→ **Exercise brief**
Copy every line from the records that holds the word "server".

→ **Excerpted data**

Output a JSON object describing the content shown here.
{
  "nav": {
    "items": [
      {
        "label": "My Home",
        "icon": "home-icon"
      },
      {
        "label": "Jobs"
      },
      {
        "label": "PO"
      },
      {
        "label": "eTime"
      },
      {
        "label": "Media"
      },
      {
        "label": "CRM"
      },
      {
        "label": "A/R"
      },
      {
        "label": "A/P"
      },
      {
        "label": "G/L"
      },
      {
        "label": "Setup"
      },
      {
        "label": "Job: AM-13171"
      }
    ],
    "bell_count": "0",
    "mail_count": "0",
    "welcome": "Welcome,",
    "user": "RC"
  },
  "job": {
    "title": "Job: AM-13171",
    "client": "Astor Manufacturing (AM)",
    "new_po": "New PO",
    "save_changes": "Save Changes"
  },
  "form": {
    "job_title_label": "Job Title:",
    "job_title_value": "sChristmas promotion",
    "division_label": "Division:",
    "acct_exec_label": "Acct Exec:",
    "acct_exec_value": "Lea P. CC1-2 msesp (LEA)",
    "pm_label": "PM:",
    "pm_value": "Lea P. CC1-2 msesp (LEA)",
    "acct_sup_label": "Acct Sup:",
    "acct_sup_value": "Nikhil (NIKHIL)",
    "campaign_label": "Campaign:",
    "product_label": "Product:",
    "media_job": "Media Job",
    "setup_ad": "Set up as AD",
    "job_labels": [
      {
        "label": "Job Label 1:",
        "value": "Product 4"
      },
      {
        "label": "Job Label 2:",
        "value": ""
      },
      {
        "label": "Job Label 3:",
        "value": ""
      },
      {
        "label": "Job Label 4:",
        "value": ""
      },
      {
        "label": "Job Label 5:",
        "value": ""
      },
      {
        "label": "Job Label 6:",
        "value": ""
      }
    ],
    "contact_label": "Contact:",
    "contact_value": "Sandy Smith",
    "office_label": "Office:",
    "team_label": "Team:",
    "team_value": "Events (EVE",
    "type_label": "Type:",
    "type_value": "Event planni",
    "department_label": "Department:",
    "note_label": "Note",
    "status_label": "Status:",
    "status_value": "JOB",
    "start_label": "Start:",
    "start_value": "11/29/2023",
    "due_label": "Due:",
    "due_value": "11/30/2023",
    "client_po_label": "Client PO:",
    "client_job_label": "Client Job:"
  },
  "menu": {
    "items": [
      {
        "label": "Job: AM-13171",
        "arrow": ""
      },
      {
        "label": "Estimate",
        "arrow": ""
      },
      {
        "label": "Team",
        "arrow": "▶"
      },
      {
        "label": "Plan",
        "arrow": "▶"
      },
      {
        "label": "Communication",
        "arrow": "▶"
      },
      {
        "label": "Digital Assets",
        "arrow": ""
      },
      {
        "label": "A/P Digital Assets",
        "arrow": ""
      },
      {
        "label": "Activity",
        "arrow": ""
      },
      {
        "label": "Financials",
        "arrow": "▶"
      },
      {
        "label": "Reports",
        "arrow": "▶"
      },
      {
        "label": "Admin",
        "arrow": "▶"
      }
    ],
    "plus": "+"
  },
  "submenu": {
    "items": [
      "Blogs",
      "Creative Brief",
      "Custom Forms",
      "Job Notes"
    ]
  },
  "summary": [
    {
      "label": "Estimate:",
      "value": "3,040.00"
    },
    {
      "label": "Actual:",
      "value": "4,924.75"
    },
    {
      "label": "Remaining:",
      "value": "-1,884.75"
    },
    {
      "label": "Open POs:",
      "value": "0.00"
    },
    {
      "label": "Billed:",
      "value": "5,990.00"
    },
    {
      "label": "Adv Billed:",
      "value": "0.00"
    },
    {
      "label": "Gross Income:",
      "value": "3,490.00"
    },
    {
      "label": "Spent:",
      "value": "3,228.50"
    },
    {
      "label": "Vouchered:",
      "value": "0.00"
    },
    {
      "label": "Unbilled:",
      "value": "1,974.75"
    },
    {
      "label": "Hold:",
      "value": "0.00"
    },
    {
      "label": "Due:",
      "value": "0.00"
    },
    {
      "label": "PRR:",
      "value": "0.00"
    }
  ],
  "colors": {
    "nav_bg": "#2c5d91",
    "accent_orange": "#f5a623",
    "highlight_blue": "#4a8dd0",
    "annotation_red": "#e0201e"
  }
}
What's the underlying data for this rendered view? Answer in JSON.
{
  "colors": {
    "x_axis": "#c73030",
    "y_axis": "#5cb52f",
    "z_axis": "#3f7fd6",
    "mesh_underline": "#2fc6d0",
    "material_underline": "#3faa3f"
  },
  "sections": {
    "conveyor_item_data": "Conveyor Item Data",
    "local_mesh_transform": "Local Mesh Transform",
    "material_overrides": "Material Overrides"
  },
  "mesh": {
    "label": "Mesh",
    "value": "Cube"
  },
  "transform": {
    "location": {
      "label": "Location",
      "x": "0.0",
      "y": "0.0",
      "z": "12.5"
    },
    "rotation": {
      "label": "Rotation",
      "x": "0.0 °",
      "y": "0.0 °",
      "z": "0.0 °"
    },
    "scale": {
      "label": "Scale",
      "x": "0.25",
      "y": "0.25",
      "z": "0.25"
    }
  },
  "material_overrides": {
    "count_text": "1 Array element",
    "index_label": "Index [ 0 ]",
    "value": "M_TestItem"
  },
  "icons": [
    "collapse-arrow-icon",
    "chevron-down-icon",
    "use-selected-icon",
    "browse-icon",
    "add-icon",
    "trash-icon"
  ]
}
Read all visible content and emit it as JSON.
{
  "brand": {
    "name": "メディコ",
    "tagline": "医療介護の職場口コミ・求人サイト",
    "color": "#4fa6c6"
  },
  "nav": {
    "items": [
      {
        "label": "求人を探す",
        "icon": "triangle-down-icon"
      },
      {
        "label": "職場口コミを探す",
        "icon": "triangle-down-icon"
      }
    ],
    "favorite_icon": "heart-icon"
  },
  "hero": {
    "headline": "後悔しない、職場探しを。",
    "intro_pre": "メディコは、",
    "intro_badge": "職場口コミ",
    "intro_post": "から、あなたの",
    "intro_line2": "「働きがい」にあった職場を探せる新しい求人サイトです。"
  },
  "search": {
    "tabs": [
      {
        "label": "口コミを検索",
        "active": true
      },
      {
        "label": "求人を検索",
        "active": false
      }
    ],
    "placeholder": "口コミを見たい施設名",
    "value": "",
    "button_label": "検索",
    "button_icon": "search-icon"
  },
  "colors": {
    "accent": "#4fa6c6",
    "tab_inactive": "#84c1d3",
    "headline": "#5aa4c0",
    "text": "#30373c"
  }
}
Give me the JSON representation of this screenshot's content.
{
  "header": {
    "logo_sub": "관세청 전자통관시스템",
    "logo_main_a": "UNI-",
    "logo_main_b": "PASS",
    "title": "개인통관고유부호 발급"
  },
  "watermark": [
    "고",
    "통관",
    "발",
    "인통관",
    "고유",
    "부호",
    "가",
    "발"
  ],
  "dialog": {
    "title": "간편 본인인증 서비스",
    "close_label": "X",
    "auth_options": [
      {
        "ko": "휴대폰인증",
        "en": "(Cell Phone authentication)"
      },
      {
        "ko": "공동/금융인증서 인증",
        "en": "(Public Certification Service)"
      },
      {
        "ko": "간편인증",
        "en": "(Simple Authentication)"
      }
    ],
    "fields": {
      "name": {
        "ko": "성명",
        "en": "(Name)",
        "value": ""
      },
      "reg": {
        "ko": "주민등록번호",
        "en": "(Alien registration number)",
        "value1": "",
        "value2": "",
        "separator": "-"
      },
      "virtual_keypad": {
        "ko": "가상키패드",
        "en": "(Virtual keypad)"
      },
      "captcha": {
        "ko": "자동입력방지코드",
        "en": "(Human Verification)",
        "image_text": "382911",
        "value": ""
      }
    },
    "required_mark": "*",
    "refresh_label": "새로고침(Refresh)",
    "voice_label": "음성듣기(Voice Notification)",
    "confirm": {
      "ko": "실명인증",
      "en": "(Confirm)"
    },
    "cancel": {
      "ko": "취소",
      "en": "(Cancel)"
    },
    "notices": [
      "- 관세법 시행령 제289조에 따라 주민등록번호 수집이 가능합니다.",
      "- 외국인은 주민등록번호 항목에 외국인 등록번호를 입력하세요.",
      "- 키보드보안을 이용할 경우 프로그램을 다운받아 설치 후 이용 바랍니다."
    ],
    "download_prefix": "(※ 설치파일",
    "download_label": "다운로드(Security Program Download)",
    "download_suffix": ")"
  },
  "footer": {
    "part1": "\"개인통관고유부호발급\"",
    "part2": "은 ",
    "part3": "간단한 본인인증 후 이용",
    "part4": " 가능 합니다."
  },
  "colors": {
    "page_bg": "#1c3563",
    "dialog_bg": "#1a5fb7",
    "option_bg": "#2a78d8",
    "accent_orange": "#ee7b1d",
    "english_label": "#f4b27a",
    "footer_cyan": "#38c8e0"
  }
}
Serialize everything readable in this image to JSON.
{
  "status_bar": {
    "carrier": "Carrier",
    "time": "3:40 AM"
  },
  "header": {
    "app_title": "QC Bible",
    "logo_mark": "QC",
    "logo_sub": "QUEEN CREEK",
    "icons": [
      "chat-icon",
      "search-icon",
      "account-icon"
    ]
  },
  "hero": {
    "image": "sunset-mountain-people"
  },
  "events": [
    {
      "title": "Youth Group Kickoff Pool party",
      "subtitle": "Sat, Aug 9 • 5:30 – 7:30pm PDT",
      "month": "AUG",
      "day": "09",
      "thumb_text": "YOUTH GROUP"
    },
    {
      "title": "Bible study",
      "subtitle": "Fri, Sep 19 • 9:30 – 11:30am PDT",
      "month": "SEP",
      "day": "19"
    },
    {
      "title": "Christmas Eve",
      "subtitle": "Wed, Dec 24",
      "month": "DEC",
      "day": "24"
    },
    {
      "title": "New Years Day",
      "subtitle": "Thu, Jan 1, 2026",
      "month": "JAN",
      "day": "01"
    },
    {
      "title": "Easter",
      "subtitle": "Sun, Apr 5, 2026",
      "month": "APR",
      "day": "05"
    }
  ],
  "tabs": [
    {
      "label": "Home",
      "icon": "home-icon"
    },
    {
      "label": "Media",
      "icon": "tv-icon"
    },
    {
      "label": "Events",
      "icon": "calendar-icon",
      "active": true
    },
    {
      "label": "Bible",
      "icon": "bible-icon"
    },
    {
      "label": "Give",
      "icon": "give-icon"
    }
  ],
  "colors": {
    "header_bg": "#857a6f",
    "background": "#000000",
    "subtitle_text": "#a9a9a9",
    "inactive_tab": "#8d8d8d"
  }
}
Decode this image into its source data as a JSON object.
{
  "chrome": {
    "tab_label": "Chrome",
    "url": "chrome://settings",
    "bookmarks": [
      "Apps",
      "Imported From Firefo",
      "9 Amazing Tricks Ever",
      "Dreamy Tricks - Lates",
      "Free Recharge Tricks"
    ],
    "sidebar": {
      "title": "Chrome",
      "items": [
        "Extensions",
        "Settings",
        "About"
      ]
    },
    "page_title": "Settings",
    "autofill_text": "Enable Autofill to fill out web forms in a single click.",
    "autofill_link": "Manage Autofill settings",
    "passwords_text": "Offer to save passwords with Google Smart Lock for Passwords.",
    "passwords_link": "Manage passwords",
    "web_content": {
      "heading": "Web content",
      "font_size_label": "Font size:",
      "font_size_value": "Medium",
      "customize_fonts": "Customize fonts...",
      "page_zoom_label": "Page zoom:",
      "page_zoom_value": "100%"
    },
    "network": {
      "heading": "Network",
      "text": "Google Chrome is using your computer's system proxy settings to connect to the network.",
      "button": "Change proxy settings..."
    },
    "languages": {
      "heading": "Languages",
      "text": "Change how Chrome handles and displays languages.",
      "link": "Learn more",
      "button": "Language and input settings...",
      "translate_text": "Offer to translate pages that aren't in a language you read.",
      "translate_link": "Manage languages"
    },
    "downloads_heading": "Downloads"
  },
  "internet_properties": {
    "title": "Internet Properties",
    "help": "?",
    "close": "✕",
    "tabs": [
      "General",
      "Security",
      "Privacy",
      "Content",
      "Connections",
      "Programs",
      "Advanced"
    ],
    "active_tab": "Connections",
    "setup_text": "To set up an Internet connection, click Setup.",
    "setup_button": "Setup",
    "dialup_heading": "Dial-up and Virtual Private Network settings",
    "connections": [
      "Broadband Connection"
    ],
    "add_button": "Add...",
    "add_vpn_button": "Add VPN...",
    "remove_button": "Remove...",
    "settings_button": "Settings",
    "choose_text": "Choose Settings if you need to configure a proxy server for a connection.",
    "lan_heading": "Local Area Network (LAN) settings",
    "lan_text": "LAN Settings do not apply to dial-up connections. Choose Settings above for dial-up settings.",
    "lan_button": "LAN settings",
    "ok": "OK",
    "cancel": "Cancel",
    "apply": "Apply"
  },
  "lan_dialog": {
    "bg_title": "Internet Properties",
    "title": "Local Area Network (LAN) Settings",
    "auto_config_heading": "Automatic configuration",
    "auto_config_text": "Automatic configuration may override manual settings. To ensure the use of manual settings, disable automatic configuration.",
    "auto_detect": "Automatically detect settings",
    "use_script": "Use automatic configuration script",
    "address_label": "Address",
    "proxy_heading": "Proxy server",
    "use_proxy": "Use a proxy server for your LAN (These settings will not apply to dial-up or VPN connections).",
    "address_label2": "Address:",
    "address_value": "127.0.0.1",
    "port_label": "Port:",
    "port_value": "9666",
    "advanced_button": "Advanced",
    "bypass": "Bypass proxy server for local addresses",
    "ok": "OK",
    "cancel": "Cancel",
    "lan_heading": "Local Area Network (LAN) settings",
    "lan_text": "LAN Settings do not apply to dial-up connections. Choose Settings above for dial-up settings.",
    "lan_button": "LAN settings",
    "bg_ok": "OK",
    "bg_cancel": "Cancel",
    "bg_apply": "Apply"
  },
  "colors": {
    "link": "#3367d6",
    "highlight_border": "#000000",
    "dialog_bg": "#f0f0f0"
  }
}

→ **Written answer**
    "choose_text": "Choose Settings if you need to configure a proxy server for a connection.",
    "proxy_heading": "Proxy server",
    "use_proxy": "Use a proxy server for your LAN (These settings will not apply to dial-up or VPN connections).",
    "bypass": "Bypass proxy server for local addresses",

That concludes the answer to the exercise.